Following the invasion of Ukraine, Burger King’s primary Russian partner claims he lacks the power to shutdown around 800 restaurants, contradicting the fast-food chain’s US corporate leadership’s claim that he had “refused” its request to close the sites.
After Restaurant Brands International president David Shear declared in an open letter that the franchisee was opposing a corporate direction to close outlets, Russian businessman Alexander Kolobov retaliated.
Kolobov believes he lacks the “authority or power” to shut down the 800 stores in reaction to the invasion, claiming his 30% stake in a joint venture with Burger King puts him “far below the control” needed to act.
Following the dispute, RBI is selling off its business operations in Russia, which it owns a 15% minority stake in.
“All shareholders must consider the impact on the employees and their families before deciding to terminate and stop operations of the franchisee, which employs roughly 25,000 people,” Kolobov said in a statement to the BBC.
Burger King’s parent firm has stated that it intends to sell its Russian business assets.
RBI did not respond to a request for comment on his views right away.
Burger King’s owner operates in Russia through a joint venture with Kolobov, investment firm Investment Capital Ukraine, and VTB Capital, a subsidiary of Russia’s VTB Bank, according to RBI’s Shear.
Shear’s position in the open letter describing Burger King’s conundrum in Russia was disputed by Kolobov’s reaction. Shear said that Kolobov is “responsible for the day-to-day operations and oversight of the 800 restaurants in Russia” in the lengthy statement.

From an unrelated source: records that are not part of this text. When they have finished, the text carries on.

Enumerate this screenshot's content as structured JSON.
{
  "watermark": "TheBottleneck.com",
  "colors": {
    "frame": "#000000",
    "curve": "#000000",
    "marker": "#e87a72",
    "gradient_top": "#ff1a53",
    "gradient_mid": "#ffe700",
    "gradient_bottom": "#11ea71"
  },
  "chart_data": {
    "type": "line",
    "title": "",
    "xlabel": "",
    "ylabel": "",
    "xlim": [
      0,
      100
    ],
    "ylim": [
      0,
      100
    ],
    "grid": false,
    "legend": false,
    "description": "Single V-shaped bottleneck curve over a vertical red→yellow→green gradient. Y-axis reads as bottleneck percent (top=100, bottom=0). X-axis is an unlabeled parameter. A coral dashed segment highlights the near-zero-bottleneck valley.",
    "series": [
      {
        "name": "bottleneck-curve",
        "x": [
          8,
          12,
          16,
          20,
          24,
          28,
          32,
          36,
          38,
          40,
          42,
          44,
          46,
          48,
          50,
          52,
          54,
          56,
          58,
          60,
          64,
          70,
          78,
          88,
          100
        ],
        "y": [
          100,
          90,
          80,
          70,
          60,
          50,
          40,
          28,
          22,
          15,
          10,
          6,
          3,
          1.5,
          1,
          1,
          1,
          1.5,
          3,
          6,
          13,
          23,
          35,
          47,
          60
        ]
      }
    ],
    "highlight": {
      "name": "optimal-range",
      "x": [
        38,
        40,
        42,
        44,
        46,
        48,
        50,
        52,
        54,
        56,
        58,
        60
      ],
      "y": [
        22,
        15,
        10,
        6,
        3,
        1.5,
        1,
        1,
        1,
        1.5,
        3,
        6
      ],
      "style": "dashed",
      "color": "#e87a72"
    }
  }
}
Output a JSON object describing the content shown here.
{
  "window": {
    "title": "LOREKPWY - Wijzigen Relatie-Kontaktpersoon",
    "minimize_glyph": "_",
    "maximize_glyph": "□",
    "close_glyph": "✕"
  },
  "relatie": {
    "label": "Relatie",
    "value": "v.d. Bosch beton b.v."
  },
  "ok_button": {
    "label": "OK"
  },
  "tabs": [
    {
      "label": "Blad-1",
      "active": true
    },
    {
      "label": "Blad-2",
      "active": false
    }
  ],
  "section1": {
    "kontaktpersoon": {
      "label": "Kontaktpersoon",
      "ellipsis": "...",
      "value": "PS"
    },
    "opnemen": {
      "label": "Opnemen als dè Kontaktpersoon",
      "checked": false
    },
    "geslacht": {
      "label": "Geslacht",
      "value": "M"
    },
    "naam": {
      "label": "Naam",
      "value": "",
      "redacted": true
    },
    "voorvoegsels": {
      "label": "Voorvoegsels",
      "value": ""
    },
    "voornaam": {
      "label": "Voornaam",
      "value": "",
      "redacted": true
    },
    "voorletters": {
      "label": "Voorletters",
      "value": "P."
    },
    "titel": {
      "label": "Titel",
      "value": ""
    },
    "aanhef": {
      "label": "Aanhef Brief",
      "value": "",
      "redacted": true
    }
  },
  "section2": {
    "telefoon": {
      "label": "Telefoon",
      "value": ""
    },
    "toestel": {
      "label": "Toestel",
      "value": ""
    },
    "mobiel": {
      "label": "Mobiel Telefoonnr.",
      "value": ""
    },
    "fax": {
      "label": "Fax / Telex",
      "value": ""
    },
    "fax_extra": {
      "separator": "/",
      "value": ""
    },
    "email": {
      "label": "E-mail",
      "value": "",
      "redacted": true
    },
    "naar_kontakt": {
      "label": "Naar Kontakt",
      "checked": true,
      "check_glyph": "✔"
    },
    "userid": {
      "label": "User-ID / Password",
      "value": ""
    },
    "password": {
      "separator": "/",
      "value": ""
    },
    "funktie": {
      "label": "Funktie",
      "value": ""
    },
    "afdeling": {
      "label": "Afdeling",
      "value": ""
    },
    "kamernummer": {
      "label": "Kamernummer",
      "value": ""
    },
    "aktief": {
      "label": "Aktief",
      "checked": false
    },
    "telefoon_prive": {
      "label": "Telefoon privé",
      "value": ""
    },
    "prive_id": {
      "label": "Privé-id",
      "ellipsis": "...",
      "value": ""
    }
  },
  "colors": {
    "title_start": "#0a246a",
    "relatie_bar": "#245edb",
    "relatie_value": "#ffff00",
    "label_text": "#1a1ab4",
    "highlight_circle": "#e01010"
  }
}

“We contacted the company’s chief operator and demanded that Burger King restaurants throughout Russia be shut down.” Shear stated, “They have declined to do so.”
Burger King couldn’t close without Kolobov’s permission or interference from Russian authorities, who have become increasingly antagonistic to Western businesses, according to Shear.
RBI has “stopped all corporate assistance” for Burger King stores in Russia, according to Shear, and aims to give any earnings from the agreement, including the sale of its ownership portion, to the UN refugee agency.
“Would we wish to immediately cease all Burger King operations in Russia?” Yes. Are we able to put a halt to operations right now? “No,” Shear clarified.
The dispute between RBI and one of its business partners exemplifies the difficulties that several Western corporations have had in winding down their activities in Russia in reaction to the Kremlin’s invasion.
McDonald’s, Burger King’s fast food rival, closed all of its restaurants in Russia, only to have a local operator known as “Uncle Vanya” file a trademark application with a logo that is virtually identical to its “golden arches” in an apparent attempt to take over the company.